6. How to Probe the Viability of this Concept

The probe should be a direct U.S.-Hanoi gambit, with no intermediaries.

It should be conducted in great secrecy, and evident seriousness, by a completely credible U.S. official. He should leave behind an aide-memoire for communication to Hanoi.3

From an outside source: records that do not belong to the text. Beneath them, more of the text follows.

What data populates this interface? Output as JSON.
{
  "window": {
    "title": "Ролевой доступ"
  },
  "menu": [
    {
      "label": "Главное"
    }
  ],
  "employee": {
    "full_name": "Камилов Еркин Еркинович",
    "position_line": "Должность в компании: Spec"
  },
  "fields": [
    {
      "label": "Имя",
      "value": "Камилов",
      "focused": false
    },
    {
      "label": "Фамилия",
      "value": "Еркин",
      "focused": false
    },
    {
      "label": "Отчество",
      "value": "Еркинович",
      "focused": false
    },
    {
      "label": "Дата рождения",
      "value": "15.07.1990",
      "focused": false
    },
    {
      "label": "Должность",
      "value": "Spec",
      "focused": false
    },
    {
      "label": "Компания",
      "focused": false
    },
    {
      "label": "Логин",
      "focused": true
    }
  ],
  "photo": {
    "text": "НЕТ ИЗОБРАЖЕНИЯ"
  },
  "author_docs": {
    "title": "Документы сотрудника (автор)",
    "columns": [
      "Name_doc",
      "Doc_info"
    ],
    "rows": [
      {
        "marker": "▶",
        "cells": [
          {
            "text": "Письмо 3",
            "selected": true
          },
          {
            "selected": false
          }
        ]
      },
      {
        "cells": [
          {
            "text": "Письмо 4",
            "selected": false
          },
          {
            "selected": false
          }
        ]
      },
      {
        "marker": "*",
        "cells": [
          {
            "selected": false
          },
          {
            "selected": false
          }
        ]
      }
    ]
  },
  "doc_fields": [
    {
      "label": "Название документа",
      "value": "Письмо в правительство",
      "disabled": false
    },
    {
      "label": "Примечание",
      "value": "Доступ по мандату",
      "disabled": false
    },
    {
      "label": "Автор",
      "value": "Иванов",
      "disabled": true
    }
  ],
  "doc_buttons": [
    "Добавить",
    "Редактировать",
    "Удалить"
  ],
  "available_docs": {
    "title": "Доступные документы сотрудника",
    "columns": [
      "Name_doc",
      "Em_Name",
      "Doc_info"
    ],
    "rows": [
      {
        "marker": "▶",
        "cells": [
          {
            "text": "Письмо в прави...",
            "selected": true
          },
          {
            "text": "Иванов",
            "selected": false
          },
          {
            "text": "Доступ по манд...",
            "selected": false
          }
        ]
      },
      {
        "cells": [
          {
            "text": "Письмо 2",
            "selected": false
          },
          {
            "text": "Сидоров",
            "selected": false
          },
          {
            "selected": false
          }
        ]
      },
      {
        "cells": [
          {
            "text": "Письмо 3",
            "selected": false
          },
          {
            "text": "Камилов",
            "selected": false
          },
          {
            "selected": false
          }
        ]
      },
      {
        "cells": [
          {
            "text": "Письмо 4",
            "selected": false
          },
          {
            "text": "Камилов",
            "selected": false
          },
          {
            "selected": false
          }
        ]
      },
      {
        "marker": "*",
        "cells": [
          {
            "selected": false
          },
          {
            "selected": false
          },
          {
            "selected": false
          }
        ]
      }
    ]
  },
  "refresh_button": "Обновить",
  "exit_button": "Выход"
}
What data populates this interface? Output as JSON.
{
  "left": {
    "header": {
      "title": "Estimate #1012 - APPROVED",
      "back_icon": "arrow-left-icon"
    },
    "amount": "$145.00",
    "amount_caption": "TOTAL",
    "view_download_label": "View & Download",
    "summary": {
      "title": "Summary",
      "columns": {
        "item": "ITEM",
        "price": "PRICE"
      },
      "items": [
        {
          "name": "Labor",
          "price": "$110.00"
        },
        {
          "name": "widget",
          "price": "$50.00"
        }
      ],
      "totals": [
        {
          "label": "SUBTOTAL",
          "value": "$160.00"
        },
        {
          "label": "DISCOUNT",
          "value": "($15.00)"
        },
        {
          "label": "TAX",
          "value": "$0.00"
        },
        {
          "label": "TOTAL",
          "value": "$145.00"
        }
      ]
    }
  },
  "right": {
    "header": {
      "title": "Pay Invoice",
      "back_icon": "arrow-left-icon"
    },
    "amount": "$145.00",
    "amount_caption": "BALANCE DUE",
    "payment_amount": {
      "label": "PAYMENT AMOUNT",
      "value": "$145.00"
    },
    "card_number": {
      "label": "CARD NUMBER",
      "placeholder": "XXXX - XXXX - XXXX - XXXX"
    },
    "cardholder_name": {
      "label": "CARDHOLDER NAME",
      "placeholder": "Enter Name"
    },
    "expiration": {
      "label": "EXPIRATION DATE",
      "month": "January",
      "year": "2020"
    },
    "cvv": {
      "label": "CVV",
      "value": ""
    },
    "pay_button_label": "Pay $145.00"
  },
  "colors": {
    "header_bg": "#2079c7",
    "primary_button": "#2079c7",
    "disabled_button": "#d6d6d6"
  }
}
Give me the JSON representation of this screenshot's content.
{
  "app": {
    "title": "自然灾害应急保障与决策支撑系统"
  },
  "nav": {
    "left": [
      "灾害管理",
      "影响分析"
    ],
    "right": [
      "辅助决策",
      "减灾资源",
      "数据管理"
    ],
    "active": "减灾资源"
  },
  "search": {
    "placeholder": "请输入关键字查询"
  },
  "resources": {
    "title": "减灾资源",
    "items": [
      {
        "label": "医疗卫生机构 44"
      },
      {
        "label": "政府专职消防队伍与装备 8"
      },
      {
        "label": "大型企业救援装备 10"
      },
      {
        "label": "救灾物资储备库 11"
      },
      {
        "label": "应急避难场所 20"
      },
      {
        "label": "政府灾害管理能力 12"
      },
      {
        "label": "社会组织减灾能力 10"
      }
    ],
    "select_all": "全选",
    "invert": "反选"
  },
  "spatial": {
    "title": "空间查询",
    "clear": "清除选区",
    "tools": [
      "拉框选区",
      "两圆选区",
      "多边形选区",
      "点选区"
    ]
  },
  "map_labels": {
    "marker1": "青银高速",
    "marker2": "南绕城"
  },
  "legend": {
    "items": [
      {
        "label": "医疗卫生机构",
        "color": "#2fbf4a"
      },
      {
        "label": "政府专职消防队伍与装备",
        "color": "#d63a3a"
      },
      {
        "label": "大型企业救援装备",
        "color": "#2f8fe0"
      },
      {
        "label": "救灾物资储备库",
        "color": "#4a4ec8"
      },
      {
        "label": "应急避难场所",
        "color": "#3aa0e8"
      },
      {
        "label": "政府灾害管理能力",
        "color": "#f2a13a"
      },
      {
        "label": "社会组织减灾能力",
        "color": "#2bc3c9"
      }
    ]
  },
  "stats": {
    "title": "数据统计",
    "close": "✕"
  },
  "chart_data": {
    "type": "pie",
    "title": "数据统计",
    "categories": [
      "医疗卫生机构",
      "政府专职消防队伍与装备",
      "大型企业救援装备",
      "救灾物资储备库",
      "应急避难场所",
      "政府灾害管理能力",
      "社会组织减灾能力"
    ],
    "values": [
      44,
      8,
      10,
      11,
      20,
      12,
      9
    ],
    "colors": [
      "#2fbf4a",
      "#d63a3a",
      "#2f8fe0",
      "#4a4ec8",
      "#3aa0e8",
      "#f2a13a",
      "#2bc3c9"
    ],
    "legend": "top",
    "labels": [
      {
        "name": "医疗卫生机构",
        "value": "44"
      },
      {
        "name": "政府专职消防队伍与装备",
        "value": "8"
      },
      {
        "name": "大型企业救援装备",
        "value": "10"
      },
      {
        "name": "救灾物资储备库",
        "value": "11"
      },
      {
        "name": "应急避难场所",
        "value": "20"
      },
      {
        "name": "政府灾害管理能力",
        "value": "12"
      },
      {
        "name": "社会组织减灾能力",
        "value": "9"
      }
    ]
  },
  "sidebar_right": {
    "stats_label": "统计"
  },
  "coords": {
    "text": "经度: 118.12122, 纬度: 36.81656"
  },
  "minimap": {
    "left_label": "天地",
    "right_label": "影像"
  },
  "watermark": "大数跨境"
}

W.W. Rostow 4
  1. Source: Johnson Library, National Security File, Memos to the President—Walt W. Rostow, vol. 15. Top Secret; Eyes Only. Copies were sent to Rusk and Katzenbach.
  2. Brackets in the source text.
  3. In the agenda prepared for the President for November 19 (during Johnsonʼs stay at Bethesda Naval Hospital), Rostow included an item entitled “Direct Hanoi Probe” and noted: “Sec. Rusk is thinking about my suggestion. I believe we should try it as a supplementary track.” (Ibid.)
  4. Printed from a copy that bears this typed signature.